The North Korean leader said he plans to give the Trump administration “till the end of this year” to come up with a negotiation approach he finds more agreeable, and warned “I think it will definitely be difficult to get such a good opportunity as the previous summit.”
Daniel Kreiss: “Using staffers’ educational backgrounds, we network analyzed the diversity of connections among presidential campaigns and the universities where staffers graduated. We found that Democratic presidential campaigns have continuously hired staffers from a homogeneous group of universities. Since 2004, Democratic presidential campaigns have hired 25% of the staffers in our dataset from 15 universities including Harvard, NYU, Stanford, Georgetown, UC Berkeley, Yale, Columbia, University of Chicago, Boston University, and DePaul, just to name the top ten.”
“A very different picture emerges on the other side of the aisle. The top three Republican schools are state public institutions: University of Texas, Austin (3%), Ohio State University (2%), and the University of Wisconsin-Madison (1%). The rest of the schools in the Republican top twenty are a mix of public and private institutions, including state schools such as George Mason (2%), the University of Alabama (2%), and Missouri State University (1%) and Brigham Young (2%).”

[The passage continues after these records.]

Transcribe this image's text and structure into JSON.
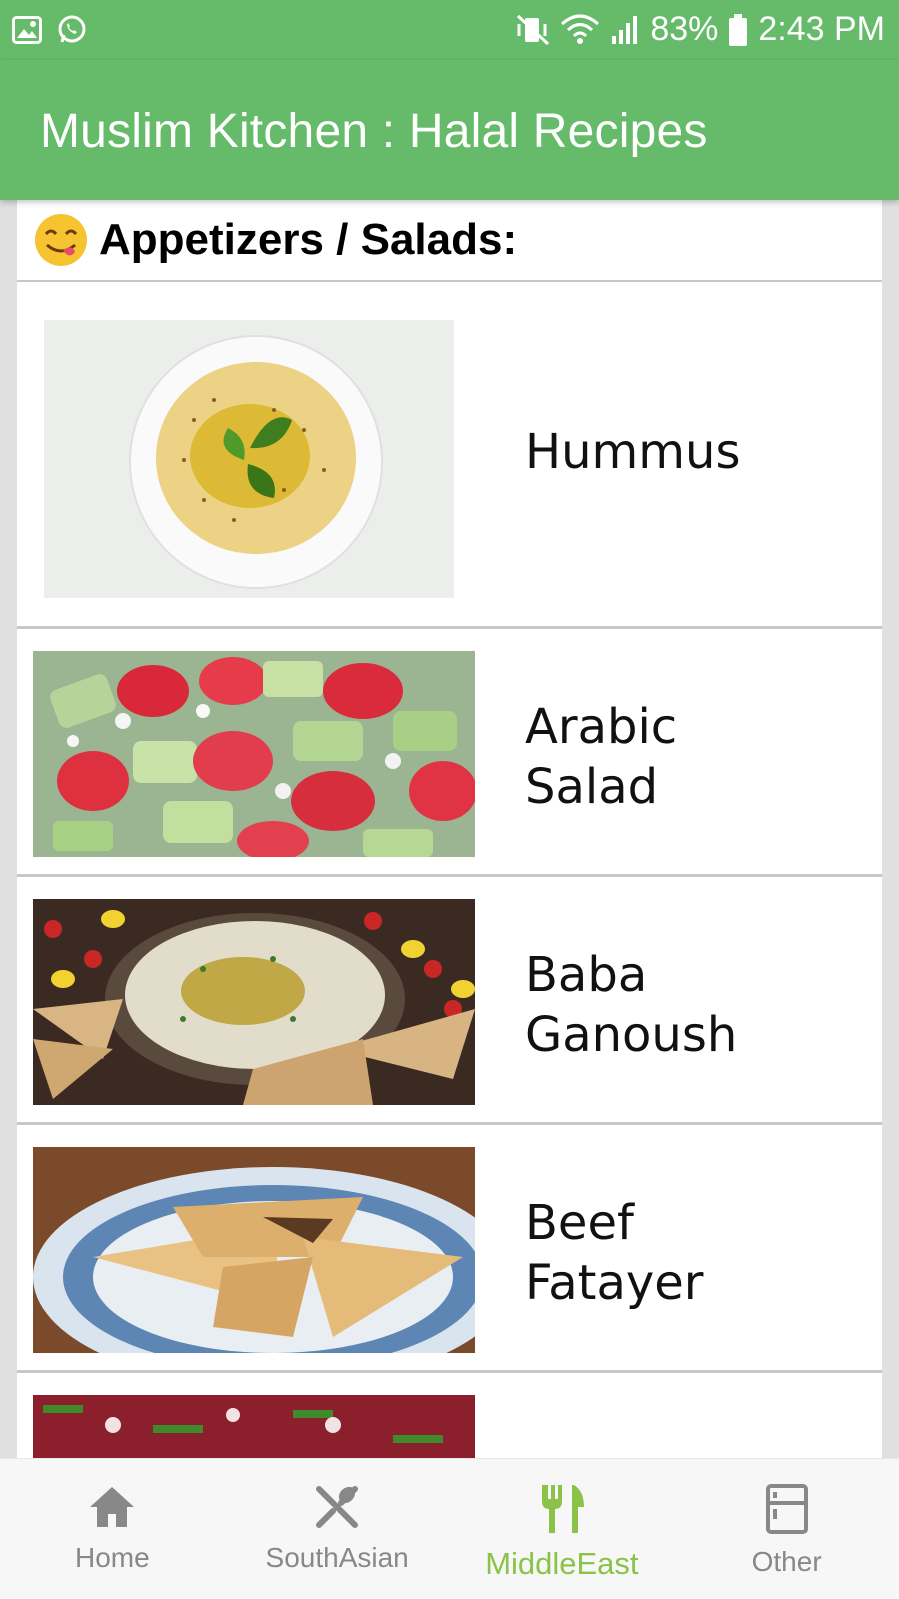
{
  "status_bar": {
    "battery": "83%",
    "time": "2:43 PM",
    "left_icons": [
      "image-icon",
      "whatsapp-icon"
    ],
    "right_icons": [
      "mute-vibrate-icon",
      "wifi-icon",
      "signal-icon",
      "battery-icon"
    ]
  },
  "app_bar": {
    "title": "Muslim Kitchen : Halal Recipes"
  },
  "section": {
    "title": "Appetizers / Salads:",
    "emoji": "yum-face-emoji"
  },
  "recipes": [
    {
      "label": "Hummus"
    },
    {
      "label": "Arabic\nSalad"
    },
    {
      "label": "Baba\nGanoush"
    },
    {
      "label": "Beef\nFatayer"
    }
  ],
  "bottom_nav": {
    "items": [
      {
        "label": "Home",
        "icon": "home-icon"
      },
      {
        "label": "SouthAsian",
        "icon": "utensils-cross-icon"
      },
      {
        "label": "MiddleEast",
        "icon": "fork-knife-icon",
        "active": true
      },
      {
        "label": "Other",
        "icon": "fridge-icon"
      }
    ]
  },
  "colors": {
    "primary": "#66bb6a",
    "active_tab": "#8bc34a",
    "inactive_tab": "#888888"
  }
}
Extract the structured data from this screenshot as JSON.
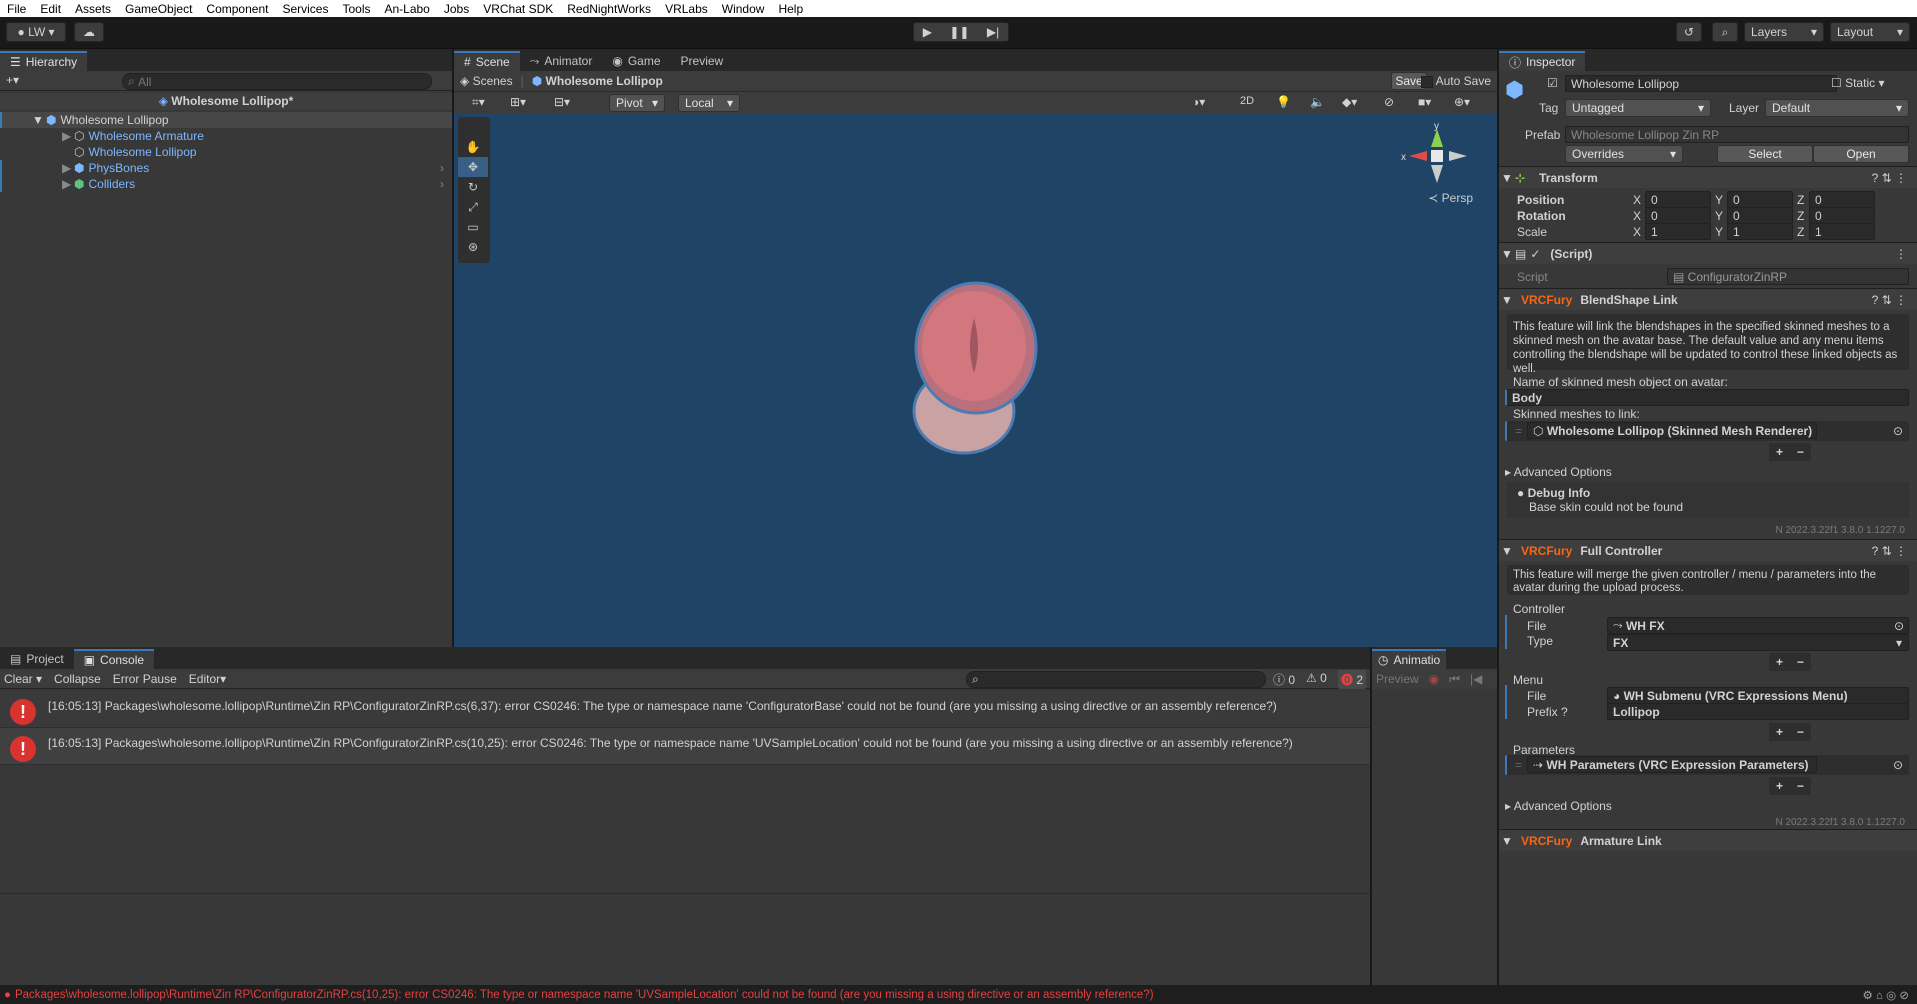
{
  "menu": [
    "File",
    "Edit",
    "Assets",
    "GameObject",
    "Component",
    "Services",
    "Tools",
    "An-Labo",
    "Jobs",
    "VRChat SDK",
    "RedNightWorks",
    "VRLabs",
    "Window",
    "Help"
  ],
  "toolbar": {
    "account": "LW",
    "layers": "Layers",
    "layout": "Layout"
  },
  "hierarchy": {
    "tab": "Hierarchy",
    "search_placeholder": "All",
    "scene": "Wholesome Lollipop*",
    "items": [
      {
        "label": "Wholesome Lollipop"
      },
      {
        "label": "Wholesome Armature"
      },
      {
        "label": "Wholesome Lollipop"
      },
      {
        "label": "PhysBones"
      },
      {
        "label": "Colliders"
      }
    ]
  },
  "scene": {
    "tabs": [
      "Scene",
      "Animator",
      "Game",
      "Preview"
    ],
    "breadcrumb": [
      "Scenes",
      "Wholesome Lollipop"
    ],
    "save": "Save",
    "autosave": "Auto Save",
    "pivot": "Pivot",
    "local": "Local",
    "mode2d": "2D",
    "persp": "Persp",
    "axis_x": "x",
    "axis_y": "y"
  },
  "console": {
    "tabs": [
      "Project",
      "Console"
    ],
    "buttons": [
      "Clear",
      "Collapse",
      "Error Pause",
      "Editor"
    ],
    "counts": {
      "log": "0",
      "warn": "0",
      "error": "2"
    },
    "entries": [
      "[16:05:13] Packages\\wholesome.lollipop\\Runtime\\Zin RP\\ConfiguratorZinRP.cs(6,37): error CS0246: The type or namespace name 'ConfiguratorBase' could not be found (are you missing a using directive or an assembly reference?)",
      "[16:05:13] Packages\\wholesome.lollipop\\Runtime\\Zin RP\\ConfiguratorZinRP.cs(10,25): error CS0246: The type or namespace name 'UVSampleLocation' could not be found (are you missing a using directive or an assembly reference?)"
    ],
    "status": "Packages\\wholesome.lollipop\\Runtime\\Zin RP\\ConfiguratorZinRP.cs(10,25): error CS0246: The type or namespace name 'UVSampleLocation' could not be found (are you missing a using directive or an assembly reference?)"
  },
  "animation": {
    "tab": "Animatio",
    "preview": "Preview"
  },
  "inspector": {
    "tab": "Inspector",
    "name": "Wholesome Lollipop",
    "static": "Static",
    "tag_label": "Tag",
    "tag": "Untagged",
    "layer_label": "Layer",
    "layer": "Default",
    "prefab_label": "Prefab",
    "prefab": "Wholesome Lollipop Zin RP",
    "overrides": "Overrides",
    "select": "Select",
    "open": "Open",
    "transform": {
      "title": "Transform",
      "position": "Position",
      "rotation": "Rotation",
      "scale": "Scale",
      "pos": [
        "0",
        "0",
        "0"
      ],
      "rot": [
        "0",
        "0",
        "0"
      ],
      "scl": [
        "1",
        "1",
        "1"
      ],
      "axes": [
        "X",
        "Y",
        "Z"
      ]
    },
    "script": {
      "title": "(Script)",
      "label": "Script",
      "value": "ConfiguratorZinRP"
    },
    "vrcfury": "VRCFury",
    "blend": {
      "title": "BlendShape Link",
      "desc": "This feature will link the blendshapes in the specified skinned meshes to a skinned mesh on the avatar base. The default value and any menu items controlling the blendshape will be updated to control these linked objects as well.",
      "name_label": "Name of skinned mesh object on avatar:",
      "name_value": "Body",
      "meshes_label": "Skinned meshes to link:",
      "mesh": "Wholesome Lollipop (Skinned Mesh Renderer)",
      "advanced": "Advanced Options",
      "debug_title": "Debug Info",
      "debug_text": "Base skin could not be found",
      "version": "N 2022.3.22f1 3.8.0 1.1227.0"
    },
    "full": {
      "title": "Full Controller",
      "desc": "This feature will merge the given controller / menu / parameters into the avatar during the upload process.",
      "controller": "Controller",
      "file": "File",
      "fx": "WH FX",
      "type_label": "Type",
      "type": "FX",
      "menu": "Menu",
      "menu_file": "WH Submenu (VRC Expressions Menu)",
      "prefix_label": "Prefix",
      "prefix": "Lollipop",
      "params": "Parameters",
      "params_file": "WH Parameters (VRC Expression Parameters)",
      "advanced": "Advanced Options",
      "version": "N 2022.3.22f1 3.8.0 1.1227.0",
      "next": "Armature Link"
    }
  },
  "colors": {
    "accent": "#3a79bb",
    "error": "#d8332f",
    "vrcfury": "#f56716",
    "scene": "#1f4466"
  }
}
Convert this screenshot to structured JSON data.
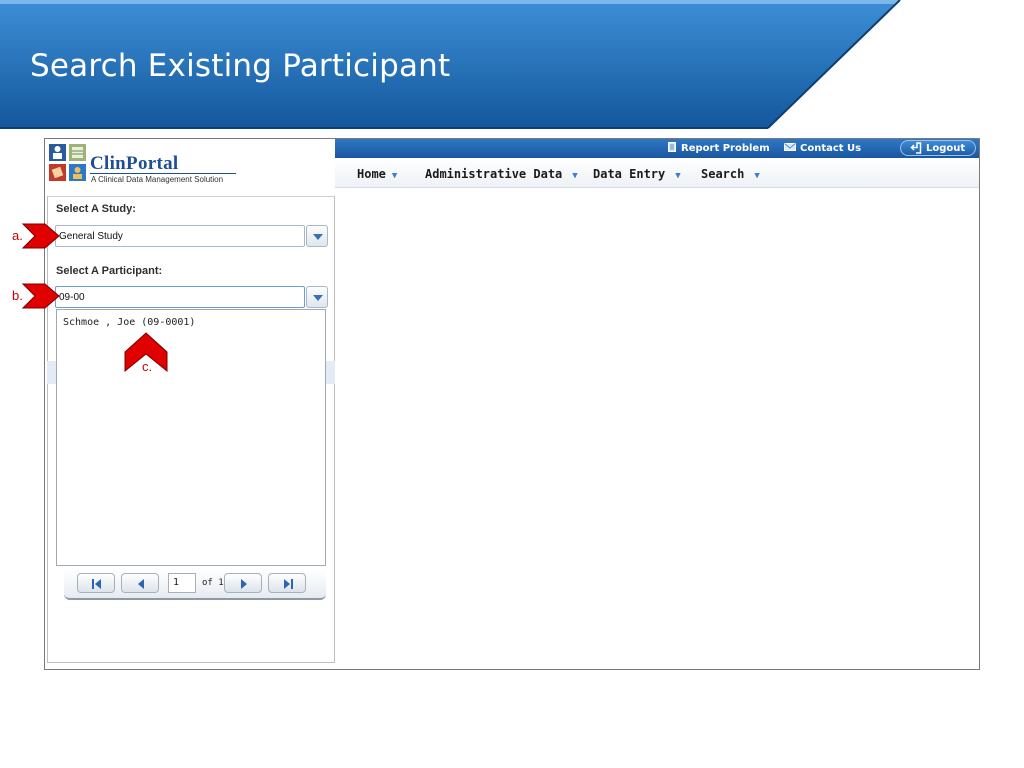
{
  "slide": {
    "title": "Search Existing Participant"
  },
  "app": {
    "logo": {
      "title_main": "Clin",
      "title_rest": "Portal",
      "subtitle": "A Clinical Data Management Solution"
    },
    "topbar": {
      "report_problem": "Report Problem",
      "contact_us": "Contact Us",
      "logout": "Logout"
    },
    "nav": [
      {
        "label": "Home"
      },
      {
        "label": "Administrative Data"
      },
      {
        "label": "Data Entry"
      },
      {
        "label": "Search"
      }
    ],
    "study": {
      "label": "Select A Study:",
      "value": "General Study"
    },
    "participant": {
      "label": "Select A Participant:",
      "value": "09-00",
      "options": [
        "Schmoe , Joe (09-0001)"
      ]
    },
    "pager": {
      "page": "1",
      "of_text": "of 1"
    }
  },
  "annotations": {
    "a": "a.",
    "b": "b.",
    "c": "c."
  },
  "colors": {
    "banner": "#1f6fb5",
    "accent": "#3b7dd0",
    "annotation": "#e00000"
  }
}
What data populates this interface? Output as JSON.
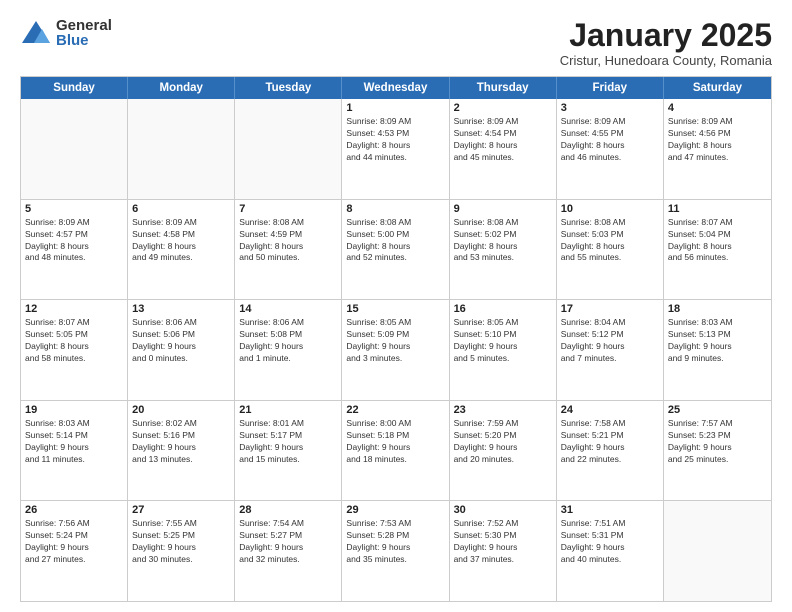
{
  "logo": {
    "general": "General",
    "blue": "Blue"
  },
  "title": "January 2025",
  "subtitle": "Cristur, Hunedoara County, Romania",
  "header_days": [
    "Sunday",
    "Monday",
    "Tuesday",
    "Wednesday",
    "Thursday",
    "Friday",
    "Saturday"
  ],
  "weeks": [
    [
      {
        "day": "",
        "lines": [],
        "empty": true
      },
      {
        "day": "",
        "lines": [],
        "empty": true
      },
      {
        "day": "",
        "lines": [],
        "empty": true
      },
      {
        "day": "1",
        "lines": [
          "Sunrise: 8:09 AM",
          "Sunset: 4:53 PM",
          "Daylight: 8 hours",
          "and 44 minutes."
        ]
      },
      {
        "day": "2",
        "lines": [
          "Sunrise: 8:09 AM",
          "Sunset: 4:54 PM",
          "Daylight: 8 hours",
          "and 45 minutes."
        ]
      },
      {
        "day": "3",
        "lines": [
          "Sunrise: 8:09 AM",
          "Sunset: 4:55 PM",
          "Daylight: 8 hours",
          "and 46 minutes."
        ]
      },
      {
        "day": "4",
        "lines": [
          "Sunrise: 8:09 AM",
          "Sunset: 4:56 PM",
          "Daylight: 8 hours",
          "and 47 minutes."
        ]
      }
    ],
    [
      {
        "day": "5",
        "lines": [
          "Sunrise: 8:09 AM",
          "Sunset: 4:57 PM",
          "Daylight: 8 hours",
          "and 48 minutes."
        ]
      },
      {
        "day": "6",
        "lines": [
          "Sunrise: 8:09 AM",
          "Sunset: 4:58 PM",
          "Daylight: 8 hours",
          "and 49 minutes."
        ]
      },
      {
        "day": "7",
        "lines": [
          "Sunrise: 8:08 AM",
          "Sunset: 4:59 PM",
          "Daylight: 8 hours",
          "and 50 minutes."
        ]
      },
      {
        "day": "8",
        "lines": [
          "Sunrise: 8:08 AM",
          "Sunset: 5:00 PM",
          "Daylight: 8 hours",
          "and 52 minutes."
        ]
      },
      {
        "day": "9",
        "lines": [
          "Sunrise: 8:08 AM",
          "Sunset: 5:02 PM",
          "Daylight: 8 hours",
          "and 53 minutes."
        ]
      },
      {
        "day": "10",
        "lines": [
          "Sunrise: 8:08 AM",
          "Sunset: 5:03 PM",
          "Daylight: 8 hours",
          "and 55 minutes."
        ]
      },
      {
        "day": "11",
        "lines": [
          "Sunrise: 8:07 AM",
          "Sunset: 5:04 PM",
          "Daylight: 8 hours",
          "and 56 minutes."
        ]
      }
    ],
    [
      {
        "day": "12",
        "lines": [
          "Sunrise: 8:07 AM",
          "Sunset: 5:05 PM",
          "Daylight: 8 hours",
          "and 58 minutes."
        ]
      },
      {
        "day": "13",
        "lines": [
          "Sunrise: 8:06 AM",
          "Sunset: 5:06 PM",
          "Daylight: 9 hours",
          "and 0 minutes."
        ]
      },
      {
        "day": "14",
        "lines": [
          "Sunrise: 8:06 AM",
          "Sunset: 5:08 PM",
          "Daylight: 9 hours",
          "and 1 minute."
        ]
      },
      {
        "day": "15",
        "lines": [
          "Sunrise: 8:05 AM",
          "Sunset: 5:09 PM",
          "Daylight: 9 hours",
          "and 3 minutes."
        ]
      },
      {
        "day": "16",
        "lines": [
          "Sunrise: 8:05 AM",
          "Sunset: 5:10 PM",
          "Daylight: 9 hours",
          "and 5 minutes."
        ]
      },
      {
        "day": "17",
        "lines": [
          "Sunrise: 8:04 AM",
          "Sunset: 5:12 PM",
          "Daylight: 9 hours",
          "and 7 minutes."
        ]
      },
      {
        "day": "18",
        "lines": [
          "Sunrise: 8:03 AM",
          "Sunset: 5:13 PM",
          "Daylight: 9 hours",
          "and 9 minutes."
        ]
      }
    ],
    [
      {
        "day": "19",
        "lines": [
          "Sunrise: 8:03 AM",
          "Sunset: 5:14 PM",
          "Daylight: 9 hours",
          "and 11 minutes."
        ]
      },
      {
        "day": "20",
        "lines": [
          "Sunrise: 8:02 AM",
          "Sunset: 5:16 PM",
          "Daylight: 9 hours",
          "and 13 minutes."
        ]
      },
      {
        "day": "21",
        "lines": [
          "Sunrise: 8:01 AM",
          "Sunset: 5:17 PM",
          "Daylight: 9 hours",
          "and 15 minutes."
        ]
      },
      {
        "day": "22",
        "lines": [
          "Sunrise: 8:00 AM",
          "Sunset: 5:18 PM",
          "Daylight: 9 hours",
          "and 18 minutes."
        ]
      },
      {
        "day": "23",
        "lines": [
          "Sunrise: 7:59 AM",
          "Sunset: 5:20 PM",
          "Daylight: 9 hours",
          "and 20 minutes."
        ]
      },
      {
        "day": "24",
        "lines": [
          "Sunrise: 7:58 AM",
          "Sunset: 5:21 PM",
          "Daylight: 9 hours",
          "and 22 minutes."
        ]
      },
      {
        "day": "25",
        "lines": [
          "Sunrise: 7:57 AM",
          "Sunset: 5:23 PM",
          "Daylight: 9 hours",
          "and 25 minutes."
        ]
      }
    ],
    [
      {
        "day": "26",
        "lines": [
          "Sunrise: 7:56 AM",
          "Sunset: 5:24 PM",
          "Daylight: 9 hours",
          "and 27 minutes."
        ]
      },
      {
        "day": "27",
        "lines": [
          "Sunrise: 7:55 AM",
          "Sunset: 5:25 PM",
          "Daylight: 9 hours",
          "and 30 minutes."
        ]
      },
      {
        "day": "28",
        "lines": [
          "Sunrise: 7:54 AM",
          "Sunset: 5:27 PM",
          "Daylight: 9 hours",
          "and 32 minutes."
        ]
      },
      {
        "day": "29",
        "lines": [
          "Sunrise: 7:53 AM",
          "Sunset: 5:28 PM",
          "Daylight: 9 hours",
          "and 35 minutes."
        ]
      },
      {
        "day": "30",
        "lines": [
          "Sunrise: 7:52 AM",
          "Sunset: 5:30 PM",
          "Daylight: 9 hours",
          "and 37 minutes."
        ]
      },
      {
        "day": "31",
        "lines": [
          "Sunrise: 7:51 AM",
          "Sunset: 5:31 PM",
          "Daylight: 9 hours",
          "and 40 minutes."
        ]
      },
      {
        "day": "",
        "lines": [],
        "empty": true
      }
    ]
  ]
}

“For the first time ‘No Religion’ has topped a survey of Americans’ religious identity, according to a new analysis by a political scientist. The non-religious edged out Catholics and evangelicals in the long-running General Social Survey,” CNN reports.
“Ryan Burge, a political scientist at Eastern Illinois University and a Baptist pastor, found that 23.1% of Americans now claim no religion. Catholics came in at 23.0%, and evangelicals were at 22.5%.”
Media Matters reports that in 42 days, from February 25 through April 7, Rep. Alexandria Ocasio-Cortez (D-NY) was mentioned on Fox News and Fox Business 3,181 times.
Her name was mentioned on the network at least once every single day for those six weeks.